I get to cook what I like, and I get to teach people how to cook. We have some really excited people in the kitchen, who really love to do butchery and cure stuff, and focus on old world traditions rather than molecular gastronomy. I think a mix is good but I lean more toward the more traditional.
What skills or knowledge did you take from those high-end kitchens?
Professionalism. When you work in a high-end kitchen, it is a profession. A lot of times with more casual places, it's an in-between job. Working in fine dining was what made me realize I can make this my career. I learned organization and cleanliness, it molded me as a chef. From there I got to pick my preferences in flavors and technique.
What's been the biggest challenge of the past year?
It is hard owning a restaurant, and it's hard that I'm responsible for everything that comes out of there, and for all these people and their jobs. I'm trying to make sure I'm making all the right decisions because they affect so many people now. It's not just me and my job, we have twenty-six employees. It's not to say if something did happen, they wouldn't be able to find jobs, but managing people and their lives is a big responsibility.
What was a particularly hard decision you've had to make?
When we were originally opening, we were looking at a difference location. I think we made a great decision, but at the time I was very nervous to leave a location we were negotiating on. At the time, you were picking one over the other, and you don't know what is better. We' already invested money in location with architecture plans and lawyer fees, and we were wondering if we should leave all that money and start over. You might think the potential for profit is better somewhere else, but you're basing it on a guess, nothing is actual. You just have to go with your gut.
Some people really love counter service, but others really don't. How do you manage that model, especially during busy times, like your brunch rush?
In the beginning, people didn't know we were counter service and would come and be frustrated. Our manager handled it well, and our staff does a really good job accommodating people. Our goal was never to be a sit-down long lunch place. We want people to be able to come in and get a great meal relatively quickly and get back to work, or to go at their own pace. You can have a bottle of wine, or get another one if you want. It's not rushed in any way, and you're not waiting on a server to pace your meal.

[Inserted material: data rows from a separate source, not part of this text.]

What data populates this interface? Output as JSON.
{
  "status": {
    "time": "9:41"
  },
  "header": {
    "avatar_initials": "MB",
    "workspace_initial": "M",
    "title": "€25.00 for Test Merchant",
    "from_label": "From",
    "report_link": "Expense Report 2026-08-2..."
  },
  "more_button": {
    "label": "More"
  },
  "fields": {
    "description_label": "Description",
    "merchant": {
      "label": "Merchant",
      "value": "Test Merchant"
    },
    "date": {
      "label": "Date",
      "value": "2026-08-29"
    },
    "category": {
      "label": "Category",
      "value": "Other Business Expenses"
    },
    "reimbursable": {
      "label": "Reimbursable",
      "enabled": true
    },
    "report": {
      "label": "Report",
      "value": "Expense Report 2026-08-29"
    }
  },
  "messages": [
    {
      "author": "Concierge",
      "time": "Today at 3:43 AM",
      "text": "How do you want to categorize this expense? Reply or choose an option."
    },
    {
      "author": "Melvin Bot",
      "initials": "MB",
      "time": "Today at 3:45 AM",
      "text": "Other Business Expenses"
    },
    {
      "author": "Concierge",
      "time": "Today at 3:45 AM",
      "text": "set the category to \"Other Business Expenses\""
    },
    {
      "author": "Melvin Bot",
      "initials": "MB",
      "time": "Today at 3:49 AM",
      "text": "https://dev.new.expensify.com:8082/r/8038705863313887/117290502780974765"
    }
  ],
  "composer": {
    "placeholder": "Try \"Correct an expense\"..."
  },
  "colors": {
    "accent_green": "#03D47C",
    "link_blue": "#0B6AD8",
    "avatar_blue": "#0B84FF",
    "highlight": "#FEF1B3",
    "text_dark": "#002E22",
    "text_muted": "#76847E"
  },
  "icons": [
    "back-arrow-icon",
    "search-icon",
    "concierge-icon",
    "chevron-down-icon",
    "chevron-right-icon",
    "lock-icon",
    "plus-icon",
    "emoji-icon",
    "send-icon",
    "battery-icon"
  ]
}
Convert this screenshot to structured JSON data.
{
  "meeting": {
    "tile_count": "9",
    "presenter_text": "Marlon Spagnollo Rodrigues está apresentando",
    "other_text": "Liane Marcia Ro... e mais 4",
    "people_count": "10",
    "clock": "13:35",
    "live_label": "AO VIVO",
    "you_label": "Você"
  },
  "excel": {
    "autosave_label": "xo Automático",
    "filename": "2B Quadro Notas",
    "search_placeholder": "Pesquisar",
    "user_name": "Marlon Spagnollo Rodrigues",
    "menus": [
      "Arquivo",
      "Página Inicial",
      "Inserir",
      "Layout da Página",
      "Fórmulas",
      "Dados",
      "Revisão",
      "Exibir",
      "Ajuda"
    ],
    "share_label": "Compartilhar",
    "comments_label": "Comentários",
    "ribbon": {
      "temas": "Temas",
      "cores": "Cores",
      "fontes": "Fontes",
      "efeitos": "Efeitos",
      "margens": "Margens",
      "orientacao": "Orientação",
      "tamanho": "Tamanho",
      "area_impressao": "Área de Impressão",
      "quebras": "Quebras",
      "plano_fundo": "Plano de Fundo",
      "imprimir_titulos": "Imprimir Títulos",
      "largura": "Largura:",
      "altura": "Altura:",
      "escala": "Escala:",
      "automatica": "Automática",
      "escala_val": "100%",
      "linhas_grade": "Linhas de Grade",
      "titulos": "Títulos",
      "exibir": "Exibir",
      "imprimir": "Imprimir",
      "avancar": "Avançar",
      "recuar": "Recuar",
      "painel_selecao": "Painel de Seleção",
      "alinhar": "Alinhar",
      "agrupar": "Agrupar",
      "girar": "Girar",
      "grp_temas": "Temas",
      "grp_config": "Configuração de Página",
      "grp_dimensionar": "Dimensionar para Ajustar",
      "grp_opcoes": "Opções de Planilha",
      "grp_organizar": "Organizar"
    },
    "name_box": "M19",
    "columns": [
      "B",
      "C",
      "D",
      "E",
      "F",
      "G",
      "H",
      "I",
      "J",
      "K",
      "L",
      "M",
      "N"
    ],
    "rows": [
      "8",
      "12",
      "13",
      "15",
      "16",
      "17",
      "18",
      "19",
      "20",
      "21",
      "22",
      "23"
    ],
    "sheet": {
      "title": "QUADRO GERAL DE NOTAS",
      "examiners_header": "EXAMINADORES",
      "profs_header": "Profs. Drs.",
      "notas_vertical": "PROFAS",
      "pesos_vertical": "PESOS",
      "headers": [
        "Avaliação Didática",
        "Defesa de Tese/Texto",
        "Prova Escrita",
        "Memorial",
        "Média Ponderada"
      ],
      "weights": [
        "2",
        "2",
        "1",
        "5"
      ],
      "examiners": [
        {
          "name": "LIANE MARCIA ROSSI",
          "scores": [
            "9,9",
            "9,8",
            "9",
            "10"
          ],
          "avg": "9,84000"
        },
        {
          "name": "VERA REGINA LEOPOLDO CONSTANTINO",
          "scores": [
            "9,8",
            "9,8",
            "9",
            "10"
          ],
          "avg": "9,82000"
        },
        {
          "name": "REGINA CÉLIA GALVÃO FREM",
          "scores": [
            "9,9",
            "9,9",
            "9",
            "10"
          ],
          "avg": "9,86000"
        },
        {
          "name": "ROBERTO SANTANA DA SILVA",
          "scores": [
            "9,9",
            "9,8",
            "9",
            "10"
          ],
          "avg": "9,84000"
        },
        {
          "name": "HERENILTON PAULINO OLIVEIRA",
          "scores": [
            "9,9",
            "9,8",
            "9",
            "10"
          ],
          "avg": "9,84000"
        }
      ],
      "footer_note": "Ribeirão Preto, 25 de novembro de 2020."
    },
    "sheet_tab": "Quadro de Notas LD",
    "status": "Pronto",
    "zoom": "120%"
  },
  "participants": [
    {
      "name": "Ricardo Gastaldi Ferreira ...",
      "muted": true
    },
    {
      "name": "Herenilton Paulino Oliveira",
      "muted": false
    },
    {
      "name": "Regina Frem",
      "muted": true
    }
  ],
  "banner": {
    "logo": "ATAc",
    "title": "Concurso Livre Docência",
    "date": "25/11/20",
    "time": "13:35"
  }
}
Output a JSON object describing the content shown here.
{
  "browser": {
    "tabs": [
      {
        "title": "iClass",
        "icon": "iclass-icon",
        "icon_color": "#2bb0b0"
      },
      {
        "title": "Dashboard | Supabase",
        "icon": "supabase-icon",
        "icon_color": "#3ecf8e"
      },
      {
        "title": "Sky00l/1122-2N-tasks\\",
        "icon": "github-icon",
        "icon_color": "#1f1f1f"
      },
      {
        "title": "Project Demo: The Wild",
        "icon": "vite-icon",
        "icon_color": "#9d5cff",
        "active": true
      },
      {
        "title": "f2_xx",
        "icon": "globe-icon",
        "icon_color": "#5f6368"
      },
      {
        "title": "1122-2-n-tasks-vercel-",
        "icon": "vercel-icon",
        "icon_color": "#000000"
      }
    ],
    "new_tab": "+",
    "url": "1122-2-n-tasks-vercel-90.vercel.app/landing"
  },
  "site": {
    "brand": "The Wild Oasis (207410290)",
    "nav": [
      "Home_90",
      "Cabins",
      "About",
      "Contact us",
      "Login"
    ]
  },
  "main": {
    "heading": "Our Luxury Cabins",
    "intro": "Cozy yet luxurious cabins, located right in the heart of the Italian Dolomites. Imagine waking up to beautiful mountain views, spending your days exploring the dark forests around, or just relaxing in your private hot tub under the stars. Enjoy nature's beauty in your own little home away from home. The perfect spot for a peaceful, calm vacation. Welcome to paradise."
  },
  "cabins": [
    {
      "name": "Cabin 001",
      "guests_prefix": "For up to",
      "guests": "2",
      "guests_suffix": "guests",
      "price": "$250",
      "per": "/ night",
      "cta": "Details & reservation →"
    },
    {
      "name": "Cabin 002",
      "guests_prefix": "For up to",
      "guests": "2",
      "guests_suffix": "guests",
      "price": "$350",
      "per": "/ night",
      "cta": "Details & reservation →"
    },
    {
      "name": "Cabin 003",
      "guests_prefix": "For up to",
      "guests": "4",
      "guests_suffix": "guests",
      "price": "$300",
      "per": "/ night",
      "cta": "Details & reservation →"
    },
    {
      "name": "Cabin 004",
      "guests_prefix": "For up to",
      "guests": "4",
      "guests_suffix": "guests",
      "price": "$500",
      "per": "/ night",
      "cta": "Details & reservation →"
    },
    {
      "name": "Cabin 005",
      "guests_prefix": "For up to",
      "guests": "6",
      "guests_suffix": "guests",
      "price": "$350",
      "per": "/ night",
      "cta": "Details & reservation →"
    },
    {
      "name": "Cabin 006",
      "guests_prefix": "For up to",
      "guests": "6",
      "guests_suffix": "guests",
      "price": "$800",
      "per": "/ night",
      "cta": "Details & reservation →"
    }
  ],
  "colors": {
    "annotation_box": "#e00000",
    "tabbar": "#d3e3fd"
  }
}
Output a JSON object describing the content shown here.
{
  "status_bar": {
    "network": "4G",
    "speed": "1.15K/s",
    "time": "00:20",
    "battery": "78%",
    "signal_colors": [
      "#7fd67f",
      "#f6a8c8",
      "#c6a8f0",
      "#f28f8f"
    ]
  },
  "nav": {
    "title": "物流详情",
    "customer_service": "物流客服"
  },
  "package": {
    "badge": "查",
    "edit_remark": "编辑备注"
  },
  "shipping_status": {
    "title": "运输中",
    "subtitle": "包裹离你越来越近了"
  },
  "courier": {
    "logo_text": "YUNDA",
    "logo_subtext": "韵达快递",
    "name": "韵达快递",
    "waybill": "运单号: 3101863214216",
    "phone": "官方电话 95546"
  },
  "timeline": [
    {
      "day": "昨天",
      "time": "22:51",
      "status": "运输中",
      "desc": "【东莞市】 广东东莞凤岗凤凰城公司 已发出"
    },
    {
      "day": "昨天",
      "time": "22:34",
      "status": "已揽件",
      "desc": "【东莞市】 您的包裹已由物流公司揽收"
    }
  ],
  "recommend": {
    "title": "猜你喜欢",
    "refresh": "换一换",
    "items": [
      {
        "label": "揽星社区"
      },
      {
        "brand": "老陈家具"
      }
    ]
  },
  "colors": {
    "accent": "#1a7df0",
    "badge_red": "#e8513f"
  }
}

I will say that most people who are upset are people from an older generation – we have people who are older who love to eat with us as well, but we can't accommodate everyone, you just make an effort and hope they enjoy the food.
When it's rainy we have an issue with seating, or when it's really cold, but it hasn't been a huge reoccurring problem. We hope to get our patio semi-covered this summer, and then we can accommodate more people.
What was the best moment of the past year?
Any time we do events are fun, any time we get written up. Articles are great, they boost morale and people working with us like to know they're doing a good job. It makes me excited that they're excited and are enjoying where they work.
You just brought in a new pastry chef, Heather Butcher, who's previously worked with John Besh. Will you be changing up your pastry program at all?
We're probably going to do a bit more sweet stuff. Right now we do lemon bars and cookies and macarons, and we'll probably do more on that end. And also more desserts and specials – we're going to do mini king cakes for Fat Tuesday.
Where do you want Épicerie to be a year from now?
I want us to do more events on Sundays. I'd like to crawfish boils and couchon de lait, a Cajun pig roast. You want to make sure all your food and service is doing well your first , and then in year two you can play more.
Anything else on the horizon?